| SHANGHAI/HONG KONG, April 25
SHANGHAI/HONG KONG, April 25 Many of the
thousands of shoe factory workers who have staged one of China's
biggest strikes over the past two weeks have returned to work
after the company agreed to meet some of their core demands,
workers and a company official said on Friday.
Three workers at the vast Yue Yuen Industrial Holdings Ltd
complex in the southern city of Dongguan estimated
that more than half, maybe as many as 70 percent, of the
40,000-strong workforce had gone back to work by Friday.
"Most are back at work now," worker Ren Zongjie told Reuters
by telephone. Another worker put the number at closer to 20
Labour activists say the strike has been one of China's
biggest since market reforms started in the late 1970s,
prompting German sportswear firm Adidas AG to shift
some orders to suppliers elsewhere in China. A
spokesman for rival Nike Inc, which also sources
footwear from the facility, said the company was watching the
"As of today, we say a majority of the workers are back to
work... Overall, production lines in the factories are generally
back to work," said George Liu, executive director at Yue Yuen.
"For those groups still protesting, we are trying our best to
communicate with them."
Workers went on strike on April 14 to protest against what
they said were chronically low company contributions to
state-mandated social insurance and housing provident fund
On Friday, a spokesman for the Ministry of Labour and Social
Security told reporters in Beijing that Yue Yuen had underpaid
its social welfare contributions. "The related department has
already ordered the factory to rectify the wrongdoings before
April 25," Li Zhong said. "Our ministry will continue to keep a
close watch on the progress of the issue."
Several workers in Dongguan reached by telephone said they
had returned to work after Yue Yuen offered to back-fill social
insurance and housing payments. But workers would be watching
carefully for concrete action, said one female, surnamed Liu.
The company had created some pressure for workers to return
to their factories by removing electronic card readers used to
clock in and out, workers said. "They're making us sign a
timesheet once an hour to make sure we're in the factory," said
one. Some were signing in, but not working.
Yue Yuen's Liu denied the company had violated any laws or
regulations with the insurance payments it had been making.
"There is no wrongdoing. We have always been in compliance with
the relevant government laws and regulations," he told Reuters.

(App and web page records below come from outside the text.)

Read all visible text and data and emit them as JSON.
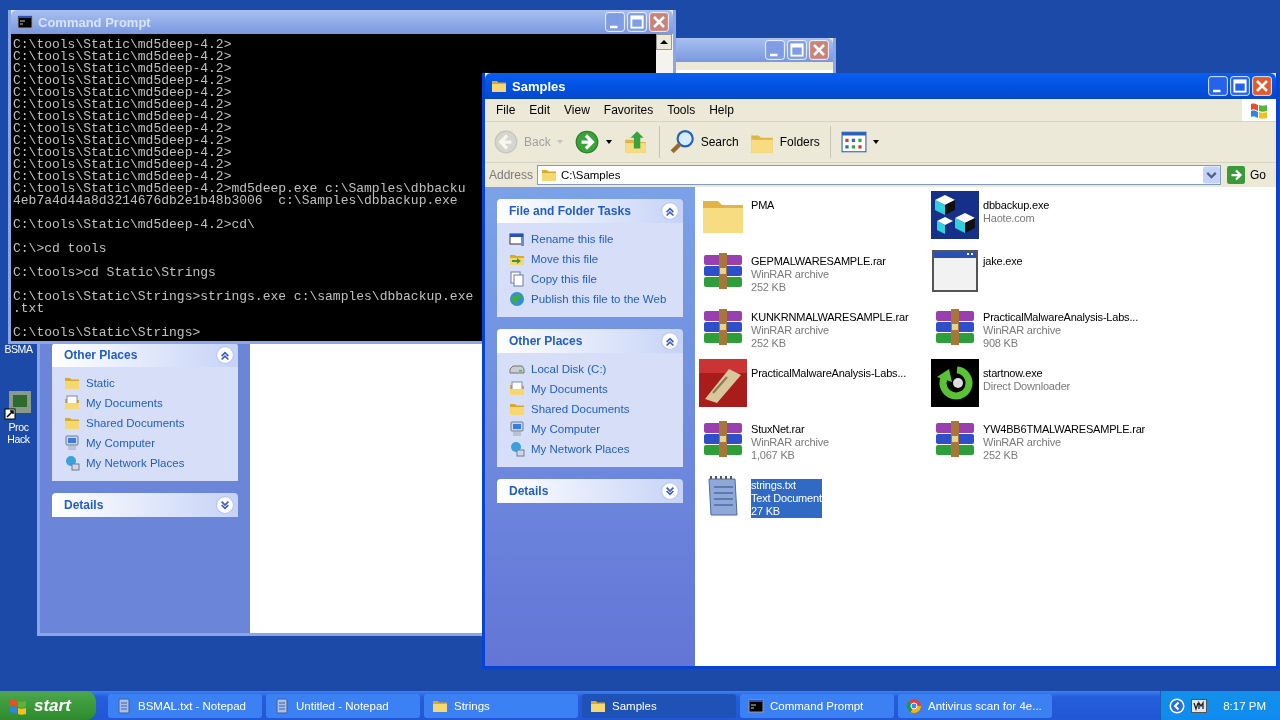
{
  "desktop": {
    "icons": [
      {
        "kind": "text",
        "lines": [
          "BSMA"
        ]
      },
      {
        "kind": "program",
        "lines": [
          "Proc",
          "Hack"
        ]
      }
    ]
  },
  "strings_window": {
    "panels": [
      {
        "title": "Other Places",
        "expanded": true,
        "items": [
          {
            "label": "Static",
            "kind": "folder"
          },
          {
            "label": "My Documents",
            "kind": "documents"
          },
          {
            "label": "Shared Documents",
            "kind": "folder"
          },
          {
            "label": "My Computer",
            "kind": "computer"
          },
          {
            "label": "My Network Places",
            "kind": "network"
          }
        ]
      },
      {
        "title": "Details",
        "expanded": false
      }
    ]
  },
  "command_prompt": {
    "title": "Command Prompt",
    "blocks": [
      [
        "C:\\tools\\Static\\md5deep-4.2>",
        "C:\\tools\\Static\\md5deep-4.2>",
        "C:\\tools\\Static\\md5deep-4.2>",
        "C:\\tools\\Static\\md5deep-4.2>",
        "C:\\tools\\Static\\md5deep-4.2>",
        "C:\\tools\\Static\\md5deep-4.2>",
        "C:\\tools\\Static\\md5deep-4.2>",
        "C:\\tools\\Static\\md5deep-4.2>",
        "C:\\tools\\Static\\md5deep-4.2>",
        "C:\\tools\\Static\\md5deep-4.2>",
        "C:\\tools\\Static\\md5deep-4.2>",
        "C:\\tools\\Static\\md5deep-4.2>",
        "C:\\tools\\Static\\md5deep-4.2>md5deep.exe c:\\Samples\\dbbacku",
        "4eb7a4d44a8d3214676db2e1b48b3006  c:\\Samples\\dbbackup.exe"
      ],
      [
        "C:\\tools\\Static\\md5deep-4.2>cd\\"
      ],
      [
        "C:\\>cd tools"
      ],
      [
        "C:\\tools>cd Static\\Strings"
      ],
      [
        "C:\\tools\\Static\\Strings>strings.exe c:\\samples\\dbbackup.exe",
        ".txt"
      ],
      [
        "C:\\tools\\Static\\Strings>"
      ]
    ]
  },
  "samples_window": {
    "title": "Samples",
    "menu": [
      "File",
      "Edit",
      "View",
      "Favorites",
      "Tools",
      "Help"
    ],
    "toolbar": [
      {
        "kind": "back",
        "label": "Back",
        "disabled": true
      },
      {
        "kind": "forward",
        "disabled": false
      },
      {
        "kind": "up",
        "disabled": false
      },
      {
        "kind": "search",
        "label": "Search",
        "disabled": false
      },
      {
        "kind": "folders",
        "label": "Folders",
        "disabled": false
      },
      {
        "kind": "views",
        "disabled": false
      }
    ],
    "address": {
      "label": "Address",
      "value": "C:\\Samples",
      "go": "Go"
    },
    "panels": [
      {
        "title": "File and Folder Tasks",
        "expanded": true,
        "items": [
          {
            "label": "Rename this file",
            "kind": "rename"
          },
          {
            "label": "Move this file",
            "kind": "move"
          },
          {
            "label": "Copy this file",
            "kind": "copy"
          },
          {
            "label": "Publish this file to the Web",
            "kind": "publish"
          }
        ]
      },
      {
        "title": "Other Places",
        "expanded": true,
        "items": [
          {
            "label": "Local Disk (C:)",
            "kind": "disk"
          },
          {
            "label": "My Documents",
            "kind": "documents"
          },
          {
            "label": "Shared Documents",
            "kind": "folder"
          },
          {
            "label": "My Computer",
            "kind": "computer"
          },
          {
            "label": "My Network Places",
            "kind": "network"
          }
        ]
      },
      {
        "title": "Details",
        "expanded": false
      }
    ],
    "files": [
      {
        "name": "PMA",
        "kind": "folder",
        "selected": false
      },
      {
        "name": "dbbackup.exe",
        "kind": "cubes",
        "selected": false,
        "lines": [
          "Haote.com"
        ]
      },
      {
        "name": "GEPMALWARESAMPLE.rar",
        "kind": "archive",
        "selected": false,
        "lines": [
          "WinRAR archive",
          "252 KB"
        ]
      },
      {
        "name": "jake.exe",
        "kind": "window",
        "selected": false
      },
      {
        "name": "KUNKRNMALWARESAMPLE.rar",
        "kind": "archive",
        "selected": false,
        "lines": [
          "WinRAR archive",
          "252 KB"
        ]
      },
      {
        "name": "PracticalMalwareAnalysis-Labs...",
        "kind": "archive",
        "selected": false,
        "lines": [
          "WinRAR archive",
          "908 KB"
        ]
      },
      {
        "name": "PracticalMalwareAnalysis-Labs...",
        "kind": "thumbnail",
        "selected": false
      },
      {
        "name": "startnow.exe",
        "kind": "arrow",
        "selected": false,
        "lines": [
          "Direct Downloader"
        ]
      },
      {
        "name": "StuxNet.rar",
        "kind": "archive",
        "selected": false,
        "lines": [
          "WinRAR archive",
          "1,067 KB"
        ]
      },
      {
        "name": "YW4BB6TMALWARESAMPLE.rar",
        "kind": "archive",
        "selected": false,
        "lines": [
          "WinRAR archive",
          "252 KB"
        ]
      },
      {
        "name": "strings.txt",
        "kind": "notepad",
        "selected": true,
        "lines": [
          "Text Document",
          "27 KB"
        ]
      }
    ]
  },
  "taskbar": {
    "start": "start",
    "buttons": [
      {
        "label": "BSMAL.txt - Notepad",
        "kind": "notepad",
        "selected": false
      },
      {
        "label": "Untitled - Notepad",
        "kind": "notepad",
        "selected": false
      },
      {
        "label": "Strings",
        "kind": "folder",
        "selected": false
      },
      {
        "label": "Samples",
        "kind": "folder",
        "selected": true
      },
      {
        "label": "Command Prompt",
        "kind": "console",
        "selected": false
      },
      {
        "label": "Antivirus scan for 4e...",
        "kind": "browser",
        "selected": false
      }
    ],
    "clock": "8:17 PM"
  }
}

The strike has made officials nervous, however, and labour
activist Zhang Zhiru and a colleague, Lin Dong, were detained
this week by state security agents. Zhang was freed after two
days, but Lin was still in detention, Zhang told
Zhang, who has been assisting workers for a decade, had been
working with other activists and lawyers to help Yue Yuen
workers organise and press their demands. He visited the
Dongguan site on Monday after an attempt last week was thwarted
by security agents.
(Editing by Ian Geoghegan)